Now, you say that you have difficulty in telling whether she is reaching a climax. Well, physiologists have listed numerous 'signs' which indicate whether a woman is orgasming. These signs are:

* The breathing becomes faster and faster;

* The heart also beats much faster, and you may feel this against your chest;

* The lady generally cries out, often screaming quite loudly at the moment of greatest pleasure;

* Her fingers and toes curl up tight as the arm and leg muscles contract;

* Sudden changes occur in her nipples (these are complicated, so I will explain them fully at a later date);

* If her chest is quite fair-skinned, you may notice a temporary 'rash' appear on it, moments before orgasm;

* According to scientists, the bottom 'twitches' at the moment of climax - though it is unlikely that you will be able to detect that.

But there is one other very simple thing which I must point out to you. Why not just ask your fiancee to tell you when she is about to reach orgasm? That simple communication 'trick' makes everything a lot easier, and avoids a great deal of frustration and misunderstanding.


Birth control safety ratings

Q: I am going to have to start using some form of 'birth control,' because I have a passionate boyfriend, and he wants to have sex at least four times a week. I am happy with that, but I must protect myself!

So what I am asking you, Doc, is this. What are the 'safety ratings' (in terms of chances of pregnancy) for the main methods of contraception?

A: Good question. All sexually active young people should have some idea of these statistics. Methods of contraception are rated in percentages. So, '100 per cent' means that if 100 couples used the method for a year, then no one would get pregnant.

Similarly, '95 per cent' means that if 100 couples used a contraceptive method for a year, five women would become pregnant.

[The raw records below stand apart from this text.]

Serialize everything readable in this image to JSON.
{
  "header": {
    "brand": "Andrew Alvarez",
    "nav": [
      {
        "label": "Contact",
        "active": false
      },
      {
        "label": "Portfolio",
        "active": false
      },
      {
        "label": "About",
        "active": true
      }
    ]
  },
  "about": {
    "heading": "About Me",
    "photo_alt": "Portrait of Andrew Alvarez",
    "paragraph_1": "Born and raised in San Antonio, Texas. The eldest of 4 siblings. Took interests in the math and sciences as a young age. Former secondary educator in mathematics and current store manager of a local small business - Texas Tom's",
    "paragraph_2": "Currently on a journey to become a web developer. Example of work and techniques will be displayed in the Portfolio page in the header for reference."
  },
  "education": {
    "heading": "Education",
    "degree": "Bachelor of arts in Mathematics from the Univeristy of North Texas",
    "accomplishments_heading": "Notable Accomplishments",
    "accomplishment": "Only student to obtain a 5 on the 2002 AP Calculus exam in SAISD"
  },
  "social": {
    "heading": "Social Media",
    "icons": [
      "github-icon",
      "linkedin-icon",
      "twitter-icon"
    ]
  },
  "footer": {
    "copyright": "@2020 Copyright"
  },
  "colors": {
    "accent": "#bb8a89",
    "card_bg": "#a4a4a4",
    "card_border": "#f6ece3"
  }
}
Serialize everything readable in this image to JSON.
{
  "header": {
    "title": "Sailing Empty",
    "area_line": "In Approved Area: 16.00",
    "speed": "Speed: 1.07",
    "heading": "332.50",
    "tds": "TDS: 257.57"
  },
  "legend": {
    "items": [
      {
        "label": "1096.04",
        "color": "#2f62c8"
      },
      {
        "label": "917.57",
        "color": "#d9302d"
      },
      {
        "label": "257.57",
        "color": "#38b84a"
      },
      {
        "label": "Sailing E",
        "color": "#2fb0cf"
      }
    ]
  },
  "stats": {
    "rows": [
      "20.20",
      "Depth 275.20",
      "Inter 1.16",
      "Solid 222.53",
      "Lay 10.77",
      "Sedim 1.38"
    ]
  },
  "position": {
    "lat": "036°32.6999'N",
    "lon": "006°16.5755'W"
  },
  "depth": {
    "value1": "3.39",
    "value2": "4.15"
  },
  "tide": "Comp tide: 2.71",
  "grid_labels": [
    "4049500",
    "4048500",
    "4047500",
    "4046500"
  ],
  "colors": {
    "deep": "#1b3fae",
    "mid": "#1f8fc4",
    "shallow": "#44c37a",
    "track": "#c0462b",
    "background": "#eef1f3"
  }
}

And '50 per cent' means that 50 of them would conceive!

However, these figures can never be exact because of the simple fact that people VARY in how well they use the various methods. Thus, if you only remember to take the Pill (say) three times for the week, your chances of conception are going to be pretty bad.

But assuming that these main methods are used carefully, then here are their approximate reliability ratings:

- The Pill: almost 100 per cent.

- The Shot (the Jab) Almost 100 per cent.

- The IUD (the Coil) About 98 per cent.

- The Mini-Pill Around 97 per cent.

- The Condom (the Sheath) Roughly 95.

The rating for the condom is very much affected by how well you use it. If you rip your guy's condom with the jewellery on your finger (or with your teeth), it obviously isn't going to work. Result: pregnancy.


Can I get an STI after only a minute?

Q: I am a guy of 19, and I did something unwise while on a visit to downtown Kingston.

So I would like to know this, Doc. Is it possible to catch a sexually transmitted infection (STI), even though you have only put the male organ in for around a minute - no more than that?

A: If you go with a girl who has a STI, you are placing a very vulnerable part of your anatomy into a little tube that is likely to be dripping with germs.

So I am afraid that even being inside for just one minute is very likely to land you with an infection.

Therefore, if you have slightest doubt about whether you could have caught something in downtown Kingston, you should see a doctor right now for an examination and tests.


Will Pap smear reveal lesbian encounter?

Q: I have to go to a doctor for a Pap smear test. Is there any way he could detect that six years ago, I had a brief one-night stand with another girl?

A: No, there is no way that any doctor could detect this. So please quit fretting.


Worried about injury to testicles

Q: Doc, last week I got hit down by a car, and something hit me in the testicles. I went to hospital, and they checked me out, and said I was OK.

That night, I thought I had better make sure that my sex organs were in working order. Fortunately, everything seemed to be OK, and I was able to orgasm without difficulty.

But do you think there is any chance that this powerful hit on my testicles could make me either impotent or infertile?

A: From what you say, that is most unlikely. Really severe blows on the genital organs can indeed make a guy sterile, or perhaps make it difficult for him to have erections. But happily, such disasters are rare.

Sounds like you are going to be fine, and will have a normal sex life.

- Email questions to Doc at and read more in the Outlook Magazine tomorrow.